*Problem statement*
Sift the material for lines containing "JSON", and return them.

▼▼▼

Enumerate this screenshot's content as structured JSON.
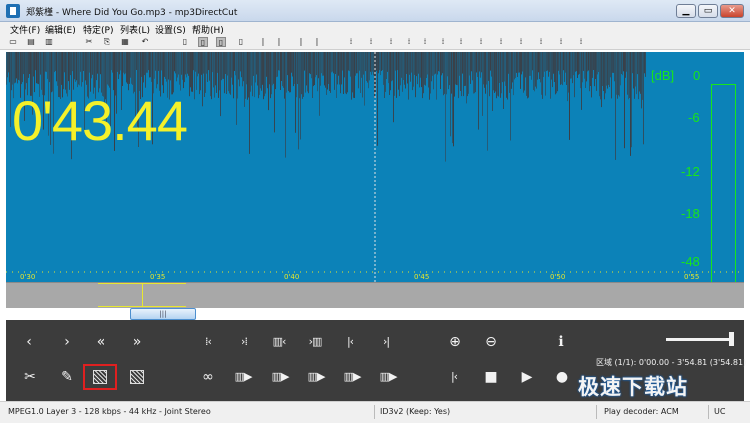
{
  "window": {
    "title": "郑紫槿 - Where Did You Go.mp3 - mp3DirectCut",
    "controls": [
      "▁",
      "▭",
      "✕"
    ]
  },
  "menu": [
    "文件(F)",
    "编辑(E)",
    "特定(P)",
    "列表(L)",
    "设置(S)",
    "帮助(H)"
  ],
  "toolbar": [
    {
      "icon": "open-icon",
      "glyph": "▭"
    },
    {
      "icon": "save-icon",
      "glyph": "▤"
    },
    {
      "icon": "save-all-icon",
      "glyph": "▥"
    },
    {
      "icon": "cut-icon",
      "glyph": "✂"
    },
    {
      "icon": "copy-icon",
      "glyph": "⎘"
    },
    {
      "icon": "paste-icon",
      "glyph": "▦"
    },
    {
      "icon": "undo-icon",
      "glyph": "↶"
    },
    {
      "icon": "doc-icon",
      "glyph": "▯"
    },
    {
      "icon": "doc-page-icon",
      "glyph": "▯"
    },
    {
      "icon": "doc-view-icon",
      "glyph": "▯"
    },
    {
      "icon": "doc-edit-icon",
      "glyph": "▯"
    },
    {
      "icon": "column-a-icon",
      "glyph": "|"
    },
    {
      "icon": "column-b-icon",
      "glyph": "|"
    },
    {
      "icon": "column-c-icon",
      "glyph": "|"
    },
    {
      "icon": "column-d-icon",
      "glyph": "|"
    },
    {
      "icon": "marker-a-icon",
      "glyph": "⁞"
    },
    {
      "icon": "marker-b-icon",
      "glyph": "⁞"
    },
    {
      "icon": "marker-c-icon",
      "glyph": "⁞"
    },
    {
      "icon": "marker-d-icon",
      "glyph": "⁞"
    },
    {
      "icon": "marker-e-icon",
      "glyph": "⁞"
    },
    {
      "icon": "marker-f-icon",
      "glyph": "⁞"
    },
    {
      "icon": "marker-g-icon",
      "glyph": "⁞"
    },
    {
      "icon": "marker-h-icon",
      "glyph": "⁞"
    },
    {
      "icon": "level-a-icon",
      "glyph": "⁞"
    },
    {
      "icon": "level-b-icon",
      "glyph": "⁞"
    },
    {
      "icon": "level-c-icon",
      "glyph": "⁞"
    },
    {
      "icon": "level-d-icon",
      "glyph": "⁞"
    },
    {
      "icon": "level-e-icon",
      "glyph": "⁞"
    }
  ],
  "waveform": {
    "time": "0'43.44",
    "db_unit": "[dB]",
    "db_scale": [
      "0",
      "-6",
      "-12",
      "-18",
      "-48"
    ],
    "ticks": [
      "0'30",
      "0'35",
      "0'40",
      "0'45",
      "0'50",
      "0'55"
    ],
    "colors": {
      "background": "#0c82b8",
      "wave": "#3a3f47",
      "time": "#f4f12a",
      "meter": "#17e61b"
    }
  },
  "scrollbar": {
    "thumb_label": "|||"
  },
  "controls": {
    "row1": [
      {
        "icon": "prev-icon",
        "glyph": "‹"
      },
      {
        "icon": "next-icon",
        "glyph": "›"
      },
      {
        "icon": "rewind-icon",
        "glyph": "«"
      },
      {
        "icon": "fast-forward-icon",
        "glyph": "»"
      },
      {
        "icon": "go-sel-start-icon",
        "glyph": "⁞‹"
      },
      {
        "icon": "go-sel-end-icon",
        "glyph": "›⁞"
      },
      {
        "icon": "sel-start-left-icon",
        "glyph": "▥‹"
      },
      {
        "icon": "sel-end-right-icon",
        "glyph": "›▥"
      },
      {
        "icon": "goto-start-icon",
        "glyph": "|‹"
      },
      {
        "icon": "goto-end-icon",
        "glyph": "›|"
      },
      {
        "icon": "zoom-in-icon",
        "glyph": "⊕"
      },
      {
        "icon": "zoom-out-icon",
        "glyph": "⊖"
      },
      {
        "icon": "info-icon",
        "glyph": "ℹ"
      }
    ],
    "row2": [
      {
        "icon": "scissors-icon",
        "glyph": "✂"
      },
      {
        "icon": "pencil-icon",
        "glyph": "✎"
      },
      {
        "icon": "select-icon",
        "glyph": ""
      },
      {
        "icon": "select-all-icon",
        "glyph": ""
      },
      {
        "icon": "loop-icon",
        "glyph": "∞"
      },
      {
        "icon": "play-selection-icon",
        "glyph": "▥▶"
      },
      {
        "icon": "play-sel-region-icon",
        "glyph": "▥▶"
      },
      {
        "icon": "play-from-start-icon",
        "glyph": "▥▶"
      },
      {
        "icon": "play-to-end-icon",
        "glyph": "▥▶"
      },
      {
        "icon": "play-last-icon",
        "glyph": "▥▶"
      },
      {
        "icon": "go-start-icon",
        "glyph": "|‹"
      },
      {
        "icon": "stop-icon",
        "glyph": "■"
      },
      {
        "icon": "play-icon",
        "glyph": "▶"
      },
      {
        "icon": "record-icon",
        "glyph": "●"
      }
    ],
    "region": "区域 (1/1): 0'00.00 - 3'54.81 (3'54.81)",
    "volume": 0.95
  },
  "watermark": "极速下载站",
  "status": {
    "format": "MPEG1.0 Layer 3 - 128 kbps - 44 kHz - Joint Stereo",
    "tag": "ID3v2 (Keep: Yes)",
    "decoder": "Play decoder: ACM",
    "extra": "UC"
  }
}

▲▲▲
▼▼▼

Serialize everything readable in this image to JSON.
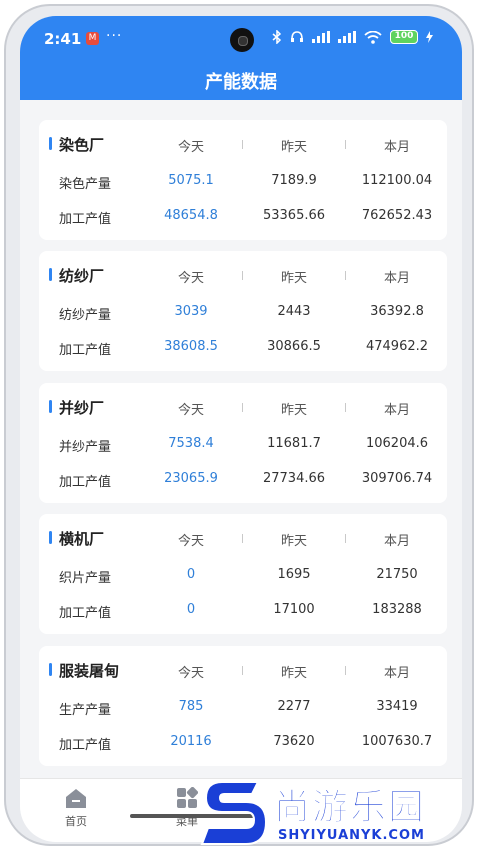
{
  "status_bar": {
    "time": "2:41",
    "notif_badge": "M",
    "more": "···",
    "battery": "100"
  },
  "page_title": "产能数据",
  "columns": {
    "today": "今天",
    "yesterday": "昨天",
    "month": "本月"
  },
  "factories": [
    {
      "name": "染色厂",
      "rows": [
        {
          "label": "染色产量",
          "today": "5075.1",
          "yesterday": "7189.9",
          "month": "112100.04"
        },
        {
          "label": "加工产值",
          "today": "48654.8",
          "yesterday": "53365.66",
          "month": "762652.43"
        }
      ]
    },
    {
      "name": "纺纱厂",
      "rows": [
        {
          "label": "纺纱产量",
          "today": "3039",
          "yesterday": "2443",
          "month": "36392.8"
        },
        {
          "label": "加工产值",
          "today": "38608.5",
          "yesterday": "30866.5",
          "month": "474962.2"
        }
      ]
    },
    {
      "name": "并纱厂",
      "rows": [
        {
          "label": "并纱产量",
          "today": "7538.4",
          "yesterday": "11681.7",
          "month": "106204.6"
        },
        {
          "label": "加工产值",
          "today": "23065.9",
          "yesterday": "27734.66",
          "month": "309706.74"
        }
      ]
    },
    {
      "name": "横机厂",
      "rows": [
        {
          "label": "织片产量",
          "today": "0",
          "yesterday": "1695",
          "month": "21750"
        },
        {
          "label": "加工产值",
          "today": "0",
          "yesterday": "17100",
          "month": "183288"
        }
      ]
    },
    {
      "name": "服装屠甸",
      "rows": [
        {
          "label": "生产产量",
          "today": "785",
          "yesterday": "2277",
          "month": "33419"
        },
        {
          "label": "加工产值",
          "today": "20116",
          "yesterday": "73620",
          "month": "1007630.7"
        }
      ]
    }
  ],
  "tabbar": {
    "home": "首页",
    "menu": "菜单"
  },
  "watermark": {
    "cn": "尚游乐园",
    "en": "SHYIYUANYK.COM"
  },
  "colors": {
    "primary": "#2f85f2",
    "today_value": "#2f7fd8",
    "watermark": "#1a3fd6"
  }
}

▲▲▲

*Completed task*
Enumerate this screenshot's content as structured JSON.
Serialize everything readable in this image to JSON.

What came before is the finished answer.